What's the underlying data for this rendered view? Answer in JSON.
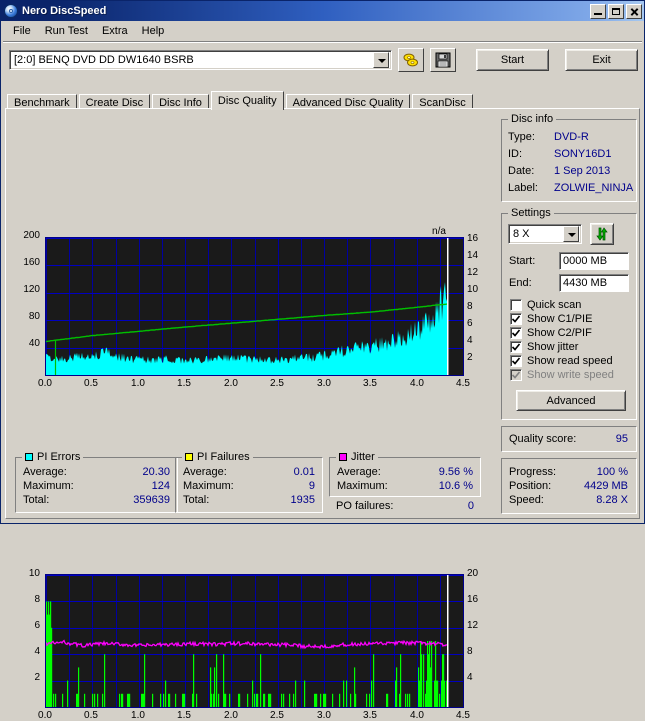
{
  "window": {
    "title": "Nero DiscSpeed",
    "icon": "nero-disc-icon",
    "buttons": {
      "minimize": "_",
      "maximize": "□",
      "close": "✕"
    }
  },
  "menu": {
    "items": [
      "File",
      "Run Test",
      "Extra",
      "Help"
    ]
  },
  "toolbar": {
    "drive": "[2:0]   BENQ DVD DD DW1640 BSRB",
    "eject_icon": "disc-eject-icon",
    "save_icon": "floppy-save-icon",
    "start_label": "Start",
    "exit_label": "Exit"
  },
  "tabs": {
    "items": [
      "Benchmark",
      "Create Disc",
      "Disc Info",
      "Disc Quality",
      "Advanced Disc Quality",
      "ScanDisc"
    ],
    "selected": "Disc Quality"
  },
  "disc_info": {
    "legend": "Disc info",
    "rows": [
      {
        "key": "Type:",
        "value": "DVD-R"
      },
      {
        "key": "ID:",
        "value": "SONY16D1"
      },
      {
        "key": "Date:",
        "value": "1 Sep 2013"
      },
      {
        "key": "Label:",
        "value": "ZOLWIE_NINJA"
      }
    ]
  },
  "settings": {
    "legend": "Settings",
    "speed": "8 X",
    "refresh_icon": "refresh-arrows-icon",
    "start_label": "Start:",
    "start_value": "0000 MB",
    "end_label": "End:",
    "end_value": "4430 MB",
    "checkboxes": [
      {
        "label": "Quick scan",
        "checked": false,
        "disabled": false
      },
      {
        "label": "Show C1/PIE",
        "checked": true,
        "disabled": false
      },
      {
        "label": "Show C2/PIF",
        "checked": true,
        "disabled": false
      },
      {
        "label": "Show jitter",
        "checked": true,
        "disabled": false
      },
      {
        "label": "Show read speed",
        "checked": true,
        "disabled": false
      },
      {
        "label": "Show write speed",
        "checked": true,
        "disabled": true
      }
    ],
    "advanced_label": "Advanced"
  },
  "quality": {
    "label": "Quality score:",
    "value": "95"
  },
  "status": {
    "rows": [
      {
        "key": "Progress:",
        "value": "100 %"
      },
      {
        "key": "Position:",
        "value": "4429 MB"
      },
      {
        "key": "Speed:",
        "value": "8.28 X"
      }
    ]
  },
  "stats": {
    "pi_errors": {
      "legend": "PI Errors",
      "color": "#00ffff",
      "rows": [
        {
          "key": "Average:",
          "value": "20.30"
        },
        {
          "key": "Maximum:",
          "value": "124"
        },
        {
          "key": "Total:",
          "value": "359639"
        }
      ]
    },
    "pi_failures": {
      "legend": "PI Failures",
      "color": "#ffff00",
      "rows": [
        {
          "key": "Average:",
          "value": "0.01"
        },
        {
          "key": "Maximum:",
          "value": "9"
        },
        {
          "key": "Total:",
          "value": "1935"
        }
      ]
    },
    "jitter": {
      "legend": "Jitter",
      "color": "#ff00ff",
      "rows": [
        {
          "key": "Average:",
          "value": "9.56 %"
        },
        {
          "key": "Maximum:",
          "value": "10.6 %"
        }
      ],
      "po_label": "PO failures:",
      "po_value": "0"
    }
  },
  "chart_data": [
    {
      "type": "area",
      "name": "pie-chart",
      "title": "",
      "annotation": "n/a",
      "xlabel": "",
      "ylabel": "",
      "x": [
        0.0,
        0.5,
        1.0,
        1.5,
        2.0,
        2.5,
        3.0,
        3.5,
        4.0,
        4.5
      ],
      "xticklabels": [
        "0.0",
        "0.5",
        "1.0",
        "1.5",
        "2.0",
        "2.5",
        "3.0",
        "3.5",
        "4.0",
        "4.5"
      ],
      "xlim": [
        0.0,
        4.5
      ],
      "left_axis": {
        "lim": [
          0,
          200
        ],
        "ticks": [
          40,
          80,
          120,
          160,
          200
        ],
        "ticklabels": [
          "40",
          "80",
          "120",
          "160",
          "200"
        ]
      },
      "right_axis": {
        "lim": [
          0,
          16
        ],
        "ticks": [
          2,
          4,
          6,
          8,
          10,
          12,
          14,
          16
        ],
        "ticklabels": [
          "2",
          "4",
          "6",
          "8",
          "10",
          "12",
          "14",
          "16"
        ]
      },
      "grid": true,
      "data_end_x": 4.33,
      "series": [
        {
          "name": "PI Errors",
          "color": "#00ffff",
          "axis": "left",
          "render": "filled-noise",
          "x": [
            0.0,
            0.1,
            0.2,
            0.3,
            0.4,
            0.5,
            0.6,
            0.65,
            0.7,
            0.8,
            0.9,
            1.0,
            1.1,
            1.2,
            1.3,
            1.4,
            1.5,
            1.6,
            1.7,
            1.8,
            1.9,
            2.0,
            2.1,
            2.2,
            2.3,
            2.4,
            2.5,
            2.6,
            2.7,
            2.8,
            2.9,
            3.0,
            3.1,
            3.2,
            3.3,
            3.4,
            3.5,
            3.6,
            3.7,
            3.8,
            3.9,
            4.0,
            4.05,
            4.1,
            4.15,
            4.2,
            4.25,
            4.3,
            4.33
          ],
          "values": [
            28,
            22,
            21,
            25,
            27,
            24,
            29,
            32,
            28,
            25,
            22,
            21,
            21,
            22,
            22,
            21,
            20,
            20,
            21,
            22,
            23,
            24,
            23,
            22,
            21,
            21,
            21,
            22,
            23,
            24,
            25,
            27,
            30,
            33,
            36,
            38,
            40,
            43,
            46,
            50,
            55,
            60,
            66,
            72,
            78,
            86,
            95,
            112,
            118
          ]
        },
        {
          "name": "Read speed",
          "color": "#00c000",
          "axis": "right",
          "render": "line",
          "x": [
            0.0,
            0.05,
            0.1,
            0.5,
            1.0,
            1.5,
            2.0,
            2.5,
            3.0,
            3.5,
            4.0,
            4.2,
            4.33
          ],
          "values": [
            3.9,
            4.0,
            4.05,
            4.6,
            5.1,
            5.6,
            6.05,
            6.5,
            6.95,
            7.35,
            7.9,
            8.15,
            8.28
          ]
        }
      ]
    },
    {
      "type": "bar",
      "name": "pif-jitter-chart",
      "title": "",
      "xlabel": "",
      "ylabel": "",
      "xticklabels": [
        "0.0",
        "0.5",
        "1.0",
        "1.5",
        "2.0",
        "2.5",
        "3.0",
        "3.5",
        "4.0",
        "4.5"
      ],
      "xlim": [
        0.0,
        4.5
      ],
      "left_axis": {
        "lim": [
          0,
          10
        ],
        "ticks": [
          2,
          4,
          6,
          8,
          10
        ],
        "ticklabels": [
          "2",
          "4",
          "6",
          "8",
          "10"
        ]
      },
      "right_axis": {
        "lim": [
          0,
          20
        ],
        "ticks": [
          4,
          8,
          12,
          16,
          20
        ],
        "ticklabels": [
          "4",
          "8",
          "12",
          "16",
          "20"
        ]
      },
      "grid": true,
      "data_end_x": 4.33,
      "series": [
        {
          "name": "PI Failures",
          "color": "#00ff00",
          "axis": "left",
          "render": "spikes",
          "max_value": 9
        },
        {
          "name": "Jitter",
          "color": "#ff00ff",
          "axis": "right",
          "render": "line",
          "x": [
            0.0,
            0.2,
            0.4,
            0.6,
            0.8,
            1.0,
            1.2,
            1.4,
            1.6,
            1.8,
            2.0,
            2.2,
            2.4,
            2.6,
            2.8,
            3.0,
            3.2,
            3.4,
            3.6,
            3.8,
            4.0,
            4.2,
            4.3
          ],
          "values": [
            9.6,
            9.8,
            9.3,
            9.6,
            9.5,
            9.3,
            9.4,
            9.5,
            9.6,
            9.5,
            9.6,
            9.6,
            9.5,
            9.4,
            9.2,
            9.2,
            9.4,
            9.5,
            9.6,
            9.7,
            9.7,
            9.6,
            9.4
          ]
        }
      ]
    }
  ]
}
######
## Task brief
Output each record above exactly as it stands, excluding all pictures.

## Answer box
What's the underlying data for this rendered view? Answer in JSON.
{
  "window": {
    "title": "Nero DiscSpeed",
    "icon": "nero-disc-icon",
    "buttons": {
      "minimize": "_",
      "maximize": "□",
      "close": "✕"
    }
  },
  "menu": {
    "items": [
      "File",
      "Run Test",
      "Extra",
      "Help"
    ]
  },
  "toolbar": {
    "drive": "[2:0]   BENQ DVD DD DW1640 BSRB",
    "eject_icon": "disc-eject-icon",
    "save_icon": "floppy-save-icon",
    "start_label": "Start",
    "exit_label": "Exit"
  },
  "tabs": {
    "items": [
      "Benchmark",
      "Create Disc",
      "Disc Info",
      "Disc Quality",
      "Advanced Disc Quality",
      "ScanDisc"
    ],
    "selected": "Disc Quality"
  },
  "disc_info": {
    "legend": "Disc info",
    "rows": [
      {
        "key": "Type:",
        "value": "DVD-R"
      },
      {
        "key": "ID:",
        "value": "SONY16D1"
      },
      {
        "key": "Date:",
        "value": "1 Sep 2013"
      },
      {
        "key": "Label:",
        "value": "ZOLWIE_NINJA"
      }
    ]
  },
  "settings": {
    "legend": "Settings",
    "speed": "8 X",
    "refresh_icon": "refresh-arrows-icon",
    "start_label": "Start:",
    "start_value": "0000 MB",
    "end_label": "End:",
    "end_value": "4430 MB",
    "checkboxes": [
      {
        "label": "Quick scan",
        "checked": false,
        "disabled": false
      },
      {
        "label": "Show C1/PIE",
        "checked": true,
        "disabled": false
      },
      {
        "label": "Show C2/PIF",
        "checked": true,
        "disabled": false
      },
      {
        "label": "Show jitter",
        "checked": true,
        "disabled": false
      },
      {
        "label": "Show read speed",
        "checked": true,
        "disabled": false
      },
      {
        "label": "Show write speed",
        "checked": true,
        "disabled": true
      }
    ],
    "advanced_label": "Advanced"
  },
  "quality": {
    "label": "Quality score:",
    "value": "95"
  },
  "status": {
    "rows": [
      {
        "key": "Progress:",
        "value": "100 %"
      },
      {
        "key": "Position:",
        "value": "4429 MB"
      },
      {
        "key": "Speed:",
        "value": "8.28 X"
      }
    ]
  },
  "stats": {
    "pi_errors": {
      "legend": "PI Errors",
      "color": "#00ffff",
      "rows": [
        {
          "key": "Average:",
          "value": "20.30"
        },
        {
          "key": "Maximum:",
          "value": "124"
        },
        {
          "key": "Total:",
          "value": "359639"
        }
      ]
    },
    "pi_failures": {
      "legend": "PI Failures",
      "color": "#ffff00",
      "rows": [
        {
          "key": "Average:",
          "value": "0.01"
        },
        {
          "key": "Maximum:",
          "value": "9"
        },
        {
          "key": "Total:",
          "value": "1935"
        }
      ]
    },
    "jitter": {
      "legend": "Jitter",
      "color": "#ff00ff",
      "rows": [
        {
          "key": "Average:",
          "value": "9.56 %"
        },
        {
          "key": "Maximum:",
          "value": "10.6 %"
        }
      ],
      "po_label": "PO failures:",
      "po_value": "0"
    }
  },
  "chart_data": [
    {
      "type": "area",
      "name": "pie-chart",
      "title": "",
      "annotation": "n/a",
      "xlabel": "",
      "ylabel": "",
      "x": [
        0.0,
        0.5,
        1.0,
        1.5,
        2.0,
        2.5,
        3.0,
        3.5,
        4.0,
        4.5
      ],
      "xticklabels": [
        "0.0",
        "0.5",
        "1.0",
        "1.5",
        "2.0",
        "2.5",
        "3.0",
        "3.5",
        "4.0",
        "4.5"
      ],
      "xlim": [
        0.0,
        4.5
      ],
      "left_axis": {
        "lim": [
          0,
          200
        ],
        "ticks": [
          40,
          80,
          120,
          160,
          200
        ],
        "ticklabels": [
          "40",
          "80",
          "120",
          "160",
          "200"
        ]
      },
      "right_axis": {
        "lim": [
          0,
          16
        ],
        "ticks": [
          2,
          4,
          6,
          8,
          10,
          12,
          14,
          16
        ],
        "ticklabels": [
          "2",
          "4",
          "6",
          "8",
          "10",
          "12",
          "14",
          "16"
        ]
      },
      "grid": true,
      "data_end_x": 4.33,
      "series": [
        {
          "name": "PI Errors",
          "color": "#00ffff",
          "axis": "left",
          "render": "filled-noise",
          "x": [
            0.0,
            0.1,
            0.2,
            0.3,
            0.4,
            0.5,
            0.6,
            0.65,
            0.7,
            0.8,
            0.9,
            1.0,
            1.1,
            1.2,
            1.3,
            1.4,
            1.5,
            1.6,
            1.7,
            1.8,
            1.9,
            2.0,
            2.1,
            2.2,
            2.3,
            2.4,
            2.5,
            2.6,
            2.7,
            2.8,
            2.9,
            3.0,
            3.1,
            3.2,
            3.3,
            3.4,
            3.5,
            3.6,
            3.7,
            3.8,
            3.9,
            4.0,
            4.05,
            4.1,
            4.15,
            4.2,
            4.25,
            4.3,
            4.33
          ],
          "values": [
            28,
            22,
            21,
            25,
            27,
            24,
            29,
            32,
            28,
            25,
            22,
            21,
            21,
            22,
            22,
            21,
            20,
            20,
            21,
            22,
            23,
            24,
            23,
            22,
            21,
            21,
            21,
            22,
            23,
            24,
            25,
            27,
            30,
            33,
            36,
            38,
            40,
            43,
            46,
            50,
            55,
            60,
            66,
            72,
            78,
            86,
            95,
            112,
            118
          ]
        },
        {
          "name": "Read speed",
          "color": "#00c000",
          "axis": "right",
          "render": "line",
          "x": [
            0.0,
            0.05,
            0.1,
            0.5,
            1.0,
            1.5,
            2.0,
            2.5,
            3.0,
            3.5,
            4.0,
            4.2,
            4.33
          ],
          "values": [
            3.9,
            4.0,
            4.05,
            4.6,
            5.1,
            5.6,
            6.05,
            6.5,
            6.95,
            7.35,
            7.9,
            8.15,
            8.28
          ]
        }
      ]
    },
    {
      "type": "bar",
      "name": "pif-jitter-chart",
      "title": "",
      "xlabel": "",
      "ylabel": "",
      "xticklabels": [
        "0.0",
        "0.5",
        "1.0",
        "1.5",
        "2.0",
        "2.5",
        "3.0",
        "3.5",
        "4.0",
        "4.5"
      ],
      "xlim": [
        0.0,
        4.5
      ],
      "left_axis": {
        "lim": [
          0,
          10
        ],
        "ticks": [
          2,
          4,
          6,
          8,
          10
        ],
        "ticklabels": [
          "2",
          "4",
          "6",
          "8",
          "10"
        ]
      },
      "right_axis": {
        "lim": [
          0,
          20
        ],
        "ticks": [
          4,
          8,
          12,
          16,
          20
        ],
        "ticklabels": [
          "4",
          "8",
          "12",
          "16",
          "20"
        ]
      },
      "grid": true,
      "data_end_x": 4.33,
      "series": [
        {
          "name": "PI Failures",
          "color": "#00ff00",
          "axis": "left",
          "render": "spikes",
          "max_value": 9
        },
        {
          "name": "Jitter",
          "color": "#ff00ff",
          "axis": "right",
          "render": "line",
          "x": [
            0.0,
            0.2,
            0.4,
            0.6,
            0.8,
            1.0,
            1.2,
            1.4,
            1.6,
            1.8,
            2.0,
            2.2,
            2.4,
            2.6,
            2.8,
            3.0,
            3.2,
            3.4,
            3.6,
            3.8,
            4.0,
            4.2,
            4.3
          ],
          "values": [
            9.6,
            9.8,
            9.3,
            9.6,
            9.5,
            9.3,
            9.4,
            9.5,
            9.6,
            9.5,
            9.6,
            9.6,
            9.5,
            9.4,
            9.2,
            9.2,
            9.4,
            9.5,
            9.6,
            9.7,
            9.7,
            9.6,
            9.4
          ]
        }
      ]
    }
  ]
}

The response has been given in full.